• _PROBLEM REQUIREMENTS_:
Wherever a line holds the word "this", copy that line from the data.

SUPPLIED RECORDS START

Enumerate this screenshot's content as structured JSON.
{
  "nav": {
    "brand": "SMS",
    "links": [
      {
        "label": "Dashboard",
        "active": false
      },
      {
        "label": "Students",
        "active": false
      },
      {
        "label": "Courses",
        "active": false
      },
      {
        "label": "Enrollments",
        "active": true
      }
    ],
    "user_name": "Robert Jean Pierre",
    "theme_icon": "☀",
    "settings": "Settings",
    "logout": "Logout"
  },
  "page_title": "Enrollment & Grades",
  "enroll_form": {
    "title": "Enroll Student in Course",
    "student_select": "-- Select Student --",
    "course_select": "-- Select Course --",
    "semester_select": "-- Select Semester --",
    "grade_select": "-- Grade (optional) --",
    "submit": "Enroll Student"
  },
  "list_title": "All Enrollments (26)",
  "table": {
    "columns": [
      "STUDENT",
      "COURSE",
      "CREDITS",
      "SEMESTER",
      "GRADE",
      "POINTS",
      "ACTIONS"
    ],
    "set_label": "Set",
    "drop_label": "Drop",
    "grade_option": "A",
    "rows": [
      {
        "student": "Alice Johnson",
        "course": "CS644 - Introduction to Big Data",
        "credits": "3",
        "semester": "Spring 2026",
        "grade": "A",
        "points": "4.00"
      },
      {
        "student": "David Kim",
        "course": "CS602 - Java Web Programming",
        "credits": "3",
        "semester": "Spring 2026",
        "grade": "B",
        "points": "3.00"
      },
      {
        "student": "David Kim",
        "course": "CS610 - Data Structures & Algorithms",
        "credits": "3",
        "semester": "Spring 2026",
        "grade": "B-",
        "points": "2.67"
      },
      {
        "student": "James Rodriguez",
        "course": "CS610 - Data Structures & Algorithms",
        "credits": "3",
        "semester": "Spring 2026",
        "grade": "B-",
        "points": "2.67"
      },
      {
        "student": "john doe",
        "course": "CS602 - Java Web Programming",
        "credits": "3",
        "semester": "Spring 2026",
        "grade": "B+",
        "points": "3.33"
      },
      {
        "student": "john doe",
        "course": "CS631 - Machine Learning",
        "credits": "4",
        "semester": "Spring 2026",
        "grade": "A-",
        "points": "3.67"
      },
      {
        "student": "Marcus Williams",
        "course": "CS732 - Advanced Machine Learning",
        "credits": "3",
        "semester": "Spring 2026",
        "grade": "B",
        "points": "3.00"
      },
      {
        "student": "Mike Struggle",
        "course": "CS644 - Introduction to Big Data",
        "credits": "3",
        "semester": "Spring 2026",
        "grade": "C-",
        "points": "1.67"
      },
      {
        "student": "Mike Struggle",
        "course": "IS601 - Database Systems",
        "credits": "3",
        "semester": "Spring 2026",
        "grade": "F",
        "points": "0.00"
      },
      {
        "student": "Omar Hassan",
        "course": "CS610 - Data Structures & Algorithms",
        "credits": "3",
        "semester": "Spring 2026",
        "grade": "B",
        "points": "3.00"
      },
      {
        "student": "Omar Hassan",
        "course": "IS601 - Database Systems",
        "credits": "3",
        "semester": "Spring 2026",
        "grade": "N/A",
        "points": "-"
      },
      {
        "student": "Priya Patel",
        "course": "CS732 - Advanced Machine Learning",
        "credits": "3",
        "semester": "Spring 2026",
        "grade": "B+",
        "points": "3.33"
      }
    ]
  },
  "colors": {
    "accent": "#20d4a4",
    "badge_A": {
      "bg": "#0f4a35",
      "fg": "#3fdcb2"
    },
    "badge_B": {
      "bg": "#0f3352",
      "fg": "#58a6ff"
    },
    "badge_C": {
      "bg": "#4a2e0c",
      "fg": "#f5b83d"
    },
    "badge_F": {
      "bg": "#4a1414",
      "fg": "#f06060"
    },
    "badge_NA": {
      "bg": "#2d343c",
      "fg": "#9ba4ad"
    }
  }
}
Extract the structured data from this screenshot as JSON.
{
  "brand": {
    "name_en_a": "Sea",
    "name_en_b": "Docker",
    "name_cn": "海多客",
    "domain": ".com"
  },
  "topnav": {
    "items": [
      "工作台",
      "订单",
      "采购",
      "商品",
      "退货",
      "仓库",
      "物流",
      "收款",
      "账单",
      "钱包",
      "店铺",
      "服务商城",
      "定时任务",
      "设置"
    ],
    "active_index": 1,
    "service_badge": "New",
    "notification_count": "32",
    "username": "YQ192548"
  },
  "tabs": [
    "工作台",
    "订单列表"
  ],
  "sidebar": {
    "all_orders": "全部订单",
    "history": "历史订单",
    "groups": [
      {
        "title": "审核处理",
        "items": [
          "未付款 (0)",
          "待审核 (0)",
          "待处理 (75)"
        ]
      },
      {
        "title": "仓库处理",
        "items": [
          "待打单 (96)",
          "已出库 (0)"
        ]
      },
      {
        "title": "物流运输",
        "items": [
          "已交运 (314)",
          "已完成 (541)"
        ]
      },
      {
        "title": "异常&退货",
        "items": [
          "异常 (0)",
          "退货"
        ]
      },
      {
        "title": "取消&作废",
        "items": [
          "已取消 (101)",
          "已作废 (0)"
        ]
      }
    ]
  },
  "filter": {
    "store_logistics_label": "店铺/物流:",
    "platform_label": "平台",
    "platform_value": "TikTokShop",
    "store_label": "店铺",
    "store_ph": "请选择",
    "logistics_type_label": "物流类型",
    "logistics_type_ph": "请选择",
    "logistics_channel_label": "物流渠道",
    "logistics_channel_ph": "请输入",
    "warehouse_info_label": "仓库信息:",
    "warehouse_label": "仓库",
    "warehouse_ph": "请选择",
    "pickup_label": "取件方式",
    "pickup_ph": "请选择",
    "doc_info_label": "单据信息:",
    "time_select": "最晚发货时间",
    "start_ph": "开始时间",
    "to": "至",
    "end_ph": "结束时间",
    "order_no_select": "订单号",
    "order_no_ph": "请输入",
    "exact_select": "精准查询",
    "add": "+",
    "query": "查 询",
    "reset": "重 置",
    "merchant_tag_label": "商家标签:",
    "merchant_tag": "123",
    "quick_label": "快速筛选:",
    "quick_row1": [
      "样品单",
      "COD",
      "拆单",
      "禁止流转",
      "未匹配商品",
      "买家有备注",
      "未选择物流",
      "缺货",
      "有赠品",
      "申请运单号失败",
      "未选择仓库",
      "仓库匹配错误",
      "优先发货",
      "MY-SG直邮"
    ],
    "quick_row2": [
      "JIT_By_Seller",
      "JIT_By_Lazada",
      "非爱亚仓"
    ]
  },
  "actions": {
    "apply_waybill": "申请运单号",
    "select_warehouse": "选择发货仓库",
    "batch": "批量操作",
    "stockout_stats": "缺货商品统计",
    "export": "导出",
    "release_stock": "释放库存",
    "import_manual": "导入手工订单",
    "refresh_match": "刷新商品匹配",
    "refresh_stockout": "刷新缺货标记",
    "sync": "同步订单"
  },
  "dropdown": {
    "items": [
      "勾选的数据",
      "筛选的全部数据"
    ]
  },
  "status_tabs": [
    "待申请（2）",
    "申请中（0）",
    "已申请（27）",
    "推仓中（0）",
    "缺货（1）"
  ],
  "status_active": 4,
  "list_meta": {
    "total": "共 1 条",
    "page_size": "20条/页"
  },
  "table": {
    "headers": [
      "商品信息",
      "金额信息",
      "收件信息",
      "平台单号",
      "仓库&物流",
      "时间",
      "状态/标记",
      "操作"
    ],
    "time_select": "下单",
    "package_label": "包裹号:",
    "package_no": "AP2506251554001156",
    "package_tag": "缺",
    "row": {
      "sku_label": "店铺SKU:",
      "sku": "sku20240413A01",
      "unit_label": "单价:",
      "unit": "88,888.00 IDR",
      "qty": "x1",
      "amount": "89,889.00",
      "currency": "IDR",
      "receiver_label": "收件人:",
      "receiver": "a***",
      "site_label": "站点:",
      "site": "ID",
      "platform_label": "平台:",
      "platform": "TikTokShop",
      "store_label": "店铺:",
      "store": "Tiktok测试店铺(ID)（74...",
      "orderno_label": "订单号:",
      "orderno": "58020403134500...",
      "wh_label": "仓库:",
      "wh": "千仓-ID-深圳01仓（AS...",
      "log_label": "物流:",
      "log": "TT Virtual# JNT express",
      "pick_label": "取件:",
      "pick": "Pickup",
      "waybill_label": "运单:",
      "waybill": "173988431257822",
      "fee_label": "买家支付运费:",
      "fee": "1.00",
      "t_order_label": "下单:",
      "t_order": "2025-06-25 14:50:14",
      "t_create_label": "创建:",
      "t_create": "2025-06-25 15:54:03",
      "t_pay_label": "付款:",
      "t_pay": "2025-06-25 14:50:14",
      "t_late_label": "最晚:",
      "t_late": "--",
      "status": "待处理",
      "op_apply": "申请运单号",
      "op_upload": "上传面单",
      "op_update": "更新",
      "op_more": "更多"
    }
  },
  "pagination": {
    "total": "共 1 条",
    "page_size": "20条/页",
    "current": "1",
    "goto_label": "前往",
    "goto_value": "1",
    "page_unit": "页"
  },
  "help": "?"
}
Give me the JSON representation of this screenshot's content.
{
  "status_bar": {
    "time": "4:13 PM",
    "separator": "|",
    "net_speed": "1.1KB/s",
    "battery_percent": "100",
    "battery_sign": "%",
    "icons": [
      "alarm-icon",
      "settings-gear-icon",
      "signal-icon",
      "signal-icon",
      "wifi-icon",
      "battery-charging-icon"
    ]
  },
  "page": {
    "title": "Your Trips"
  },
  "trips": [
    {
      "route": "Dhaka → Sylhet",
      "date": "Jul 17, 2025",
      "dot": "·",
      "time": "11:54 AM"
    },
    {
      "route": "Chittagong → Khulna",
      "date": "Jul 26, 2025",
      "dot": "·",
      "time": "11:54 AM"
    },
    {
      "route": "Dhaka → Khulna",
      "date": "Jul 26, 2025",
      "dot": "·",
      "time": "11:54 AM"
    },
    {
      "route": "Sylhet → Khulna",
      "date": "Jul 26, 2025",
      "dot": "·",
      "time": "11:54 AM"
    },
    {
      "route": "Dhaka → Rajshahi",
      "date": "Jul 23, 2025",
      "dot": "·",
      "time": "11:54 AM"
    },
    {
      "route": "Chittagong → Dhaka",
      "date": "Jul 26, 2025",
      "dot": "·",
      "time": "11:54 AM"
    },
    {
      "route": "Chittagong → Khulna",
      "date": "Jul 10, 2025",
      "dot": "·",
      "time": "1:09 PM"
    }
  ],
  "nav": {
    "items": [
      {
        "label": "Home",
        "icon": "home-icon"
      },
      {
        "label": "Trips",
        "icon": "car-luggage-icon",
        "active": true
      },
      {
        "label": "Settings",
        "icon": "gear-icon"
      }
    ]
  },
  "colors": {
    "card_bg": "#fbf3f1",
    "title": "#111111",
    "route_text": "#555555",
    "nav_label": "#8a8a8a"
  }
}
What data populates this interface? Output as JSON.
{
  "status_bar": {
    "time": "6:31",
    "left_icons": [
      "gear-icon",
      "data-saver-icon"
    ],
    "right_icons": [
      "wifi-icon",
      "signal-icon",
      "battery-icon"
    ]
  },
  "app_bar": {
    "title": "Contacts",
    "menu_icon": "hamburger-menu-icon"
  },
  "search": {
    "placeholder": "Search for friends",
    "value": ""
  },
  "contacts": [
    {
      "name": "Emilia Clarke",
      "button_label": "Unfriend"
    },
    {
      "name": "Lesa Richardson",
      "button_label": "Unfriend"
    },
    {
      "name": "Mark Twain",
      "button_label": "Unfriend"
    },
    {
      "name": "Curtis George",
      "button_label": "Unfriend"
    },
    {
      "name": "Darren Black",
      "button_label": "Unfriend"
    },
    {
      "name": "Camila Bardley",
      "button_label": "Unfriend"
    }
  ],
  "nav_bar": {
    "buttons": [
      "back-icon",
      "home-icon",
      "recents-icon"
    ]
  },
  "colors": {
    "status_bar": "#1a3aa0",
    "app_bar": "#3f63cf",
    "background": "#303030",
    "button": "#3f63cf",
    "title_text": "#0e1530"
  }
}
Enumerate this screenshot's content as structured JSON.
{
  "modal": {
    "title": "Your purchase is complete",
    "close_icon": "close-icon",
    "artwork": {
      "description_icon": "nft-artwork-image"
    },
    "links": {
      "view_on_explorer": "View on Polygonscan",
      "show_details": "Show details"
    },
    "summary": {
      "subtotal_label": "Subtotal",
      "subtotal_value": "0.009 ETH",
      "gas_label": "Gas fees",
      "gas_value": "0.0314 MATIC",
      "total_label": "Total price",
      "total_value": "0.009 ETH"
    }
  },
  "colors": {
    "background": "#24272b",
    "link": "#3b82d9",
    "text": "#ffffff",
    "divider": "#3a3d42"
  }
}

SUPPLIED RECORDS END

• _EXERCISE ANSWER_:
Enumerate this screenshot's content as structured JSON.
Extract the structured data from this screenshot as JSON.
Give me the JSON representation of this screenshot's content.
What data populates this interface? Output as JSON.
Enumerate this screenshot's content as structured JSON.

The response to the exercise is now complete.